So Torsten Frings retired today from Toronto FC, Major League Soccer, football. Here’s Rollins:
“It’s an emotional day for me today,” he said without much hint of emotion, “…it’s the best for club and me.”
And, with those words Toronto FC and Frings parted ways, freeing up a DP slot and nearly $400,000 of cap space for the Reds. According to GM and President Kevin Payne, the two sides will continue to work together, albeit informally.
Payne said that Frings would “help” TFC in Europe in the same way that former Red Amado Guevara is helping TFC in Honduras – a sort of undefined scouting role. Intriguingly Payne also suggested that TFC was looking to establish a relationship with the club most associated with Frings career, Werder Bremen.
Frings was a great footballer, one of the last pre-current 2000 academy reform national team stars, a dedicated career man.

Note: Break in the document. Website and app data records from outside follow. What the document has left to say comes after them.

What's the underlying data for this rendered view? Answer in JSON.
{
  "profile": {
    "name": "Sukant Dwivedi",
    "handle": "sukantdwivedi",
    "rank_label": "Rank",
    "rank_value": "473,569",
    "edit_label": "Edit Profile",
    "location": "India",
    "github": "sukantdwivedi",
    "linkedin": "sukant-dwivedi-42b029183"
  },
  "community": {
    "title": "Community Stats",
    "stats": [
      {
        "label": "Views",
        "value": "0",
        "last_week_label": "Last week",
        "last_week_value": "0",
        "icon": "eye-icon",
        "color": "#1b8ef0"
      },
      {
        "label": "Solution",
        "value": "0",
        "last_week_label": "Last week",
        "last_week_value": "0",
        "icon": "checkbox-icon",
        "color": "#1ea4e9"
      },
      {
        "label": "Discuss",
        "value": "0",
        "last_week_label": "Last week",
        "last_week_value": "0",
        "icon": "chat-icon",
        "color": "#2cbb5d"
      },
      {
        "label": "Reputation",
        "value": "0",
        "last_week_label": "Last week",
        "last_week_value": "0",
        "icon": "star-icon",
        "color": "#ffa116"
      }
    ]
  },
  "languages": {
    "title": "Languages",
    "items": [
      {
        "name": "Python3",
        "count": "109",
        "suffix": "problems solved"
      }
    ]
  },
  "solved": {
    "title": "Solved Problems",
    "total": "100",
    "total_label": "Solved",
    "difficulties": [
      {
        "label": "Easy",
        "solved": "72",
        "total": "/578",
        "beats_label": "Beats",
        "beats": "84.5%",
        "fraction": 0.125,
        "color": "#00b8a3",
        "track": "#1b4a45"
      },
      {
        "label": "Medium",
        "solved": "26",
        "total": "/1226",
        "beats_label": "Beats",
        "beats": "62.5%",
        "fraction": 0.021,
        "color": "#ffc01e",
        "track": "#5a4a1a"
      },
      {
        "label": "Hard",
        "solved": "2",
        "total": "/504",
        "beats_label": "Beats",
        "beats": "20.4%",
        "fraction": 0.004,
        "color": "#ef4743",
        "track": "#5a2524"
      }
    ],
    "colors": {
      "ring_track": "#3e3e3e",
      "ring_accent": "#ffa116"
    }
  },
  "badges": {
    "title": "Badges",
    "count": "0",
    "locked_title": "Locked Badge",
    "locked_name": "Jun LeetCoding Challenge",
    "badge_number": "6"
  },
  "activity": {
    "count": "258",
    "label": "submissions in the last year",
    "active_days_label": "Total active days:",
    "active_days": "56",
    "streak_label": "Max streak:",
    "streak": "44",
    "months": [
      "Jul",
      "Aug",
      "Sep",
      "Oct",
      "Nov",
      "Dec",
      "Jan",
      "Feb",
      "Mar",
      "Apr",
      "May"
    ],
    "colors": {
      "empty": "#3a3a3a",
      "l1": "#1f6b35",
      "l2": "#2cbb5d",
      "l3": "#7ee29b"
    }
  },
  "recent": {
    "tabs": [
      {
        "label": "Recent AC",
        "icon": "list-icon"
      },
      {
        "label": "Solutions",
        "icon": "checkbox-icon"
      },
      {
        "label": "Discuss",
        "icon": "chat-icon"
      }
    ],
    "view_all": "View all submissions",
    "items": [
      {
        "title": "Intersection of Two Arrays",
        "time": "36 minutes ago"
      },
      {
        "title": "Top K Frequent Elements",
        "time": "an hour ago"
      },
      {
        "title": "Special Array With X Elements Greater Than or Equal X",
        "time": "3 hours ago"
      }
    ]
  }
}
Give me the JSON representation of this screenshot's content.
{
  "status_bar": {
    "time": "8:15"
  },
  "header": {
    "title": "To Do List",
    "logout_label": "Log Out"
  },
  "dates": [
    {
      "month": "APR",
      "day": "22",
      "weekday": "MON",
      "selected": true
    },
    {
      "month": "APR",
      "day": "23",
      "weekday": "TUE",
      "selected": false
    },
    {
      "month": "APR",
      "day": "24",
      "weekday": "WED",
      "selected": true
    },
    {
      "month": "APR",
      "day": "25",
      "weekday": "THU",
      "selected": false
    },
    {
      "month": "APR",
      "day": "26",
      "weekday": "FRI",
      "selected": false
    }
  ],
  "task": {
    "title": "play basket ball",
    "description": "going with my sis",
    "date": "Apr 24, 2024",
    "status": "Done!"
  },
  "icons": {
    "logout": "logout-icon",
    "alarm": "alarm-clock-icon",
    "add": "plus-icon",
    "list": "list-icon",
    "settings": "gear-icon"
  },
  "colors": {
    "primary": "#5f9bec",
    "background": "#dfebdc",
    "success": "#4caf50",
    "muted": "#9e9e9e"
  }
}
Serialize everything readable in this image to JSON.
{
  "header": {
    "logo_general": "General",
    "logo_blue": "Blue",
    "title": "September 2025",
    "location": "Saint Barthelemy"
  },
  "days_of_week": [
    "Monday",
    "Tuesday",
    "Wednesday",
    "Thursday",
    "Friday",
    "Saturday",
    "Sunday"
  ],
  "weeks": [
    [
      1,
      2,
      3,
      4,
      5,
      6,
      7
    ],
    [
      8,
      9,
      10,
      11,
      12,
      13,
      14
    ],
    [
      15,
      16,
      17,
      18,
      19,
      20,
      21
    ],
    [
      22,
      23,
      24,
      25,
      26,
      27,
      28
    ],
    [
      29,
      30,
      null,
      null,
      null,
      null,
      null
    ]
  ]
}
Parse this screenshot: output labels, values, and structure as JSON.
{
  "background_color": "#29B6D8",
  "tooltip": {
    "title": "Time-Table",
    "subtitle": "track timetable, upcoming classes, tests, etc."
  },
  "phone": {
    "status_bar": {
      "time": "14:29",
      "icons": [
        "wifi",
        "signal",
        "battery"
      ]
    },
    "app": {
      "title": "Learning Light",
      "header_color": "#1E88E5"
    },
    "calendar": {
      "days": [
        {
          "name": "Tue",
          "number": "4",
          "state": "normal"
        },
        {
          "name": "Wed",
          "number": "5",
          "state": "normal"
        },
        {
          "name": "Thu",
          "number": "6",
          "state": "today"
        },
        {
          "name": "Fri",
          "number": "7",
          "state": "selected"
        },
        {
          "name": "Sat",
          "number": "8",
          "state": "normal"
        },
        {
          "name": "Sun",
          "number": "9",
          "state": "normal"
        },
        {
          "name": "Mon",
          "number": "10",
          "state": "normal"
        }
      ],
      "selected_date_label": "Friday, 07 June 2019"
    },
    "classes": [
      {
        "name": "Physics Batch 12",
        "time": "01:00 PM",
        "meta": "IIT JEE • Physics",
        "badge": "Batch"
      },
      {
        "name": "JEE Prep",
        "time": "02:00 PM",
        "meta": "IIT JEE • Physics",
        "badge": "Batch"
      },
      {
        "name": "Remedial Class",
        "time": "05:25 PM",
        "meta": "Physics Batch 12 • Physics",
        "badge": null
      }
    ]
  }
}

He wasn’t a star by any stretch, but he left his mark, particularly with this stunning bit of ball-smash against Costa Rica in the first game of the 2006 World Cup:
But Frings also represented everything that’s wrong with player acquisition at certain MLS clubs. Frings was an aging Bundesliga star released from Werder Bremen who arrived at a club with a contradictory playing philosophy and a revolving door roster. Of course, everyone turned to him in hope. For many games he was far and away Toronto FC’s best player, which was a bit like being Michael Phelps on the Titanic (for strained analogies like this, please visit Counter Attack).
Even so, many within and without the club looked at him with puppy dog eyes to, you know, do something. He was Frings, goddamnit.
And he did carry the aura that follows around any player selected for a German national team in a World Cup. I’ll never forget taking my kid for a walk in the park and seeing Frings strolling along in full TFC kit, unnoticed except for some school kids (TFC was opening a local football pitch as part of their community work). I instinctively pulled my infant son out of his stroller and hoisted him up to see him: “He scored in a World Cup,” I said. “For Germany.” Generally members of that tiny club don’t casually walk down the street without a mass of local interest; this is why Frings apparently adored Toronto and MLS.
But Frings being Frings was bigger than TFC, and that was always the problem. Rejuvenating Frings’ flagging career at a young, ambitious club with clear, defined, realistic goals was never the front office game plan. Rather, it was for Frings to make the club better because, you know, German international, hello. Designated Player Slot!
As long as that’s still the blue print—TFC in perpetual global talent search, a club with a former DC United loyalist as head scout various former players as his foreign correspondents—it’s hard to see how this changes.